UK WINDFALL PROFIT TAXES cannot be claimed as foreign tax credits in the United States, the Internal Revenue Service said
UK WINDFALL PROFIT TAXES cannot be claimed as foreign tax credits in the United States, the Internal Revenue Service said.
A number of US utilities bought interests in electric distribution companies in the United Kingdom in the early 1990’s when the British government privatized its utilities. The public was soon alarmed at the large profits being earned by the new owners of these companies. Consequently, Britain enacted a one-time windfall profit tax in July 1997. The tax was 23% of the difference between the “value of the company in profit making terms” and the price the company originally fetched in the privatization. The “value of the company in profit making terms” was set at nine times average annual earnings in the four years following privatization.
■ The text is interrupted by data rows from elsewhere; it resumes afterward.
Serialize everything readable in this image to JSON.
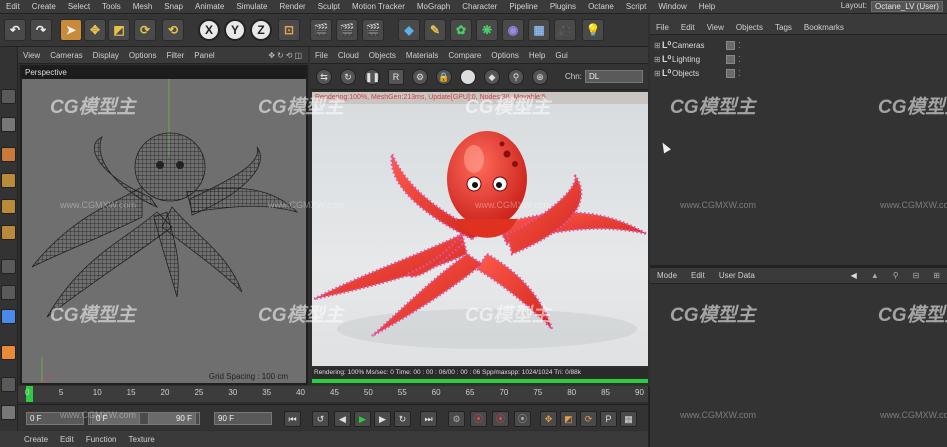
{
  "app": {
    "menu": [
      "Edit",
      "Create",
      "Select",
      "Tools",
      "Mesh",
      "Snap",
      "Animate",
      "Simulate",
      "Render",
      "Sculpt",
      "Motion Tracker",
      "MoGraph",
      "Character",
      "Pipeline",
      "Plugins",
      "Octane",
      "Script",
      "Window",
      "Help"
    ],
    "layout_label": "Layout:",
    "layout_value": "Octane_LV (User)"
  },
  "toolbar": {
    "axis_buttons": [
      "X",
      "Y",
      "Z"
    ]
  },
  "viewport": {
    "menu": [
      "View",
      "Cameras",
      "Display",
      "Options",
      "Filter",
      "Panel"
    ],
    "label": "Perspective",
    "grid_spacing": "Grid Spacing : 100 cm"
  },
  "render_view": {
    "menu": [
      "File",
      "Cloud",
      "Objects",
      "Materials",
      "Compare",
      "Options",
      "Help",
      "Gui"
    ],
    "tool_glyphs": [
      "↻",
      "■",
      "R",
      "⚙",
      "🔒",
      "●",
      "◆",
      "⚲"
    ],
    "chn_label": "Chn:",
    "chn_value": "DL",
    "stats_line": "Rendering:100%, MeshGen:213ms, Update[GPU]:0, Nodes:38, Movable:5",
    "status_line": "Rendering: 100%  Ms/sec: 0   Time: 00 : 00 : 06/00 : 00 : 06   Spp/maxspp: 1024/1024   Tri: 0/88k",
    "progress_fraction": 1.0
  },
  "object_manager": {
    "menu": [
      "File",
      "Edit",
      "View",
      "Objects",
      "Tags",
      "Bookmarks"
    ],
    "objects": [
      "Cameras",
      "Lighting",
      "Objects"
    ]
  },
  "attribute_manager": {
    "menu": [
      "Mode",
      "Edit",
      "User Data"
    ]
  },
  "timeline": {
    "ticks": [
      "0",
      "5",
      "10",
      "15",
      "20",
      "25",
      "30",
      "35",
      "40",
      "45",
      "50",
      "55",
      "60",
      "65",
      "70",
      "75",
      "80",
      "85",
      "90"
    ],
    "current_frame_fraction": 0.0
  },
  "transport": {
    "start_field": "0 F",
    "min_field": "0 F",
    "max_field": "90 F",
    "end_field": "90 F"
  },
  "material_manager": {
    "menu": [
      "Create",
      "Edit",
      "Function",
      "Texture"
    ]
  },
  "watermarks": {
    "logo_text": "CG模型主",
    "url_text": "www.CGMXW.com"
  }
}
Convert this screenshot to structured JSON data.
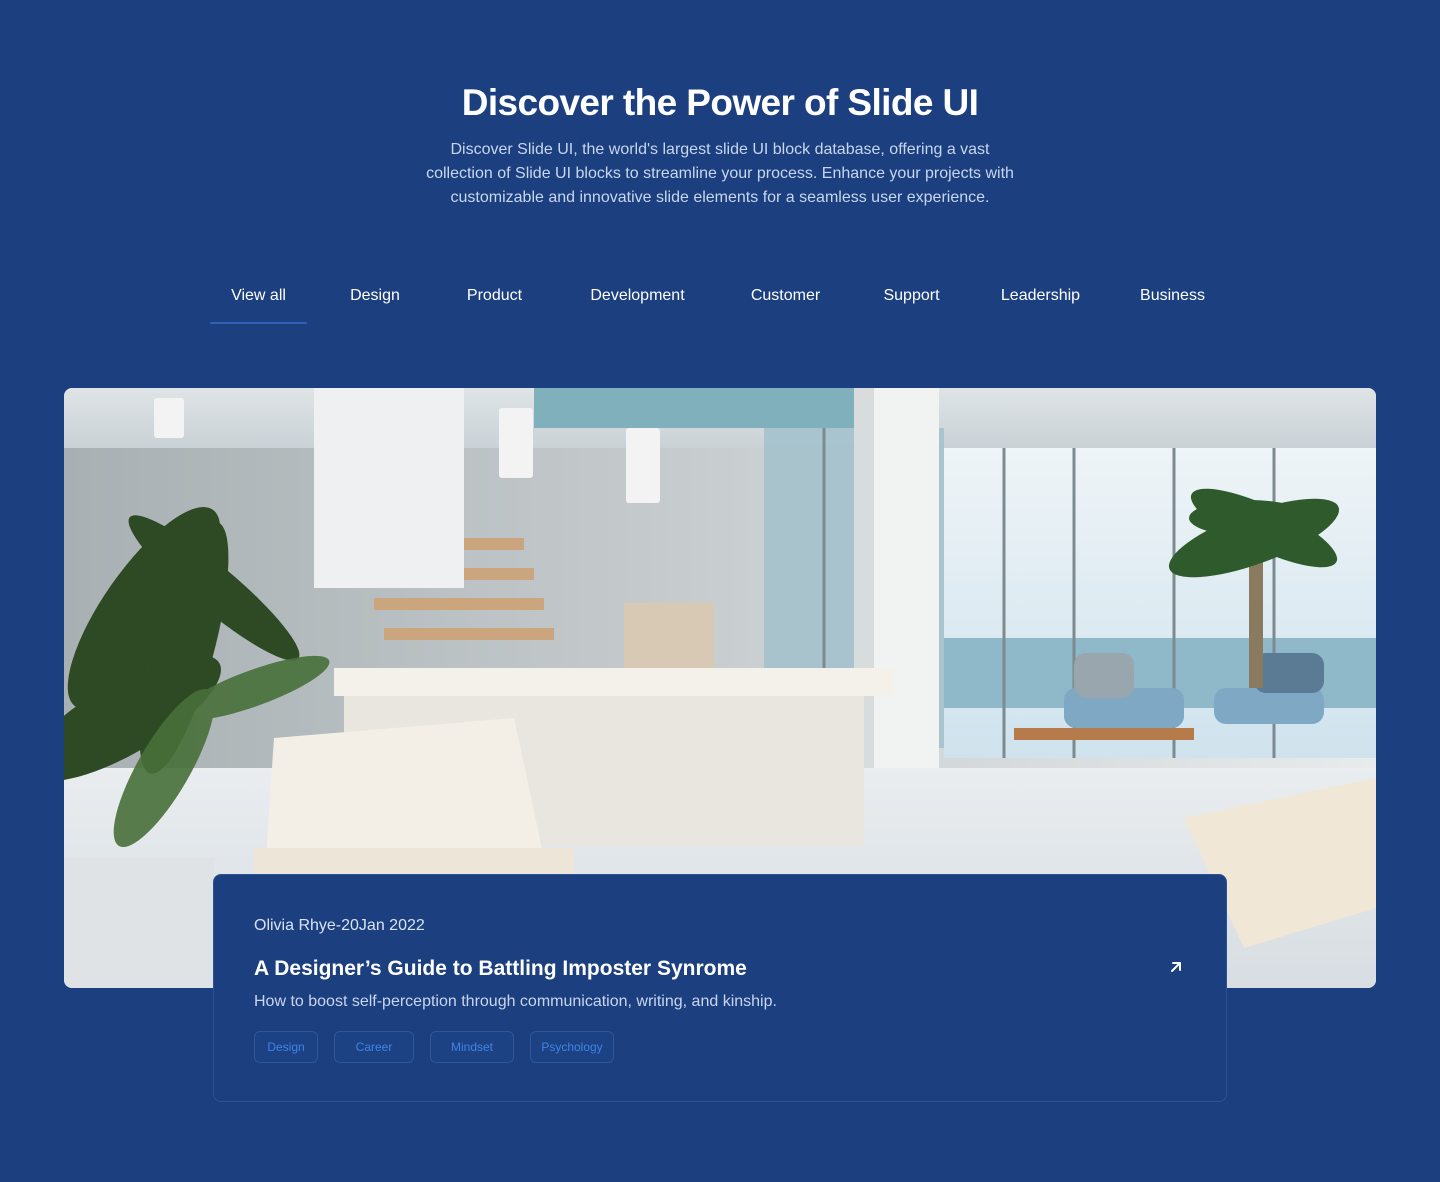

US companies can claim credit against their US income taxes for any “foreign income taxes” they paid on earnings that are brought back from overseas. However, the foreign tax must be an income tax in a US sense to be creditable.
The IRS national office warned its agents in a “field service advice” at the end of December that this one is not. The agency said the UK windfall profit tax falls short in two respects. First, it was not a tax on the UK company’s earnings or income, but rather a tax on an artificial value. Second, the UK government did not wait to collect it until the taxpayer received, or “realized,” the share value.
The IRS made the advice public in late March. The utility in question did not claim the credit on its original tax return filed in 1997, but tried to do so later on an amended return. This led to the query to the national office.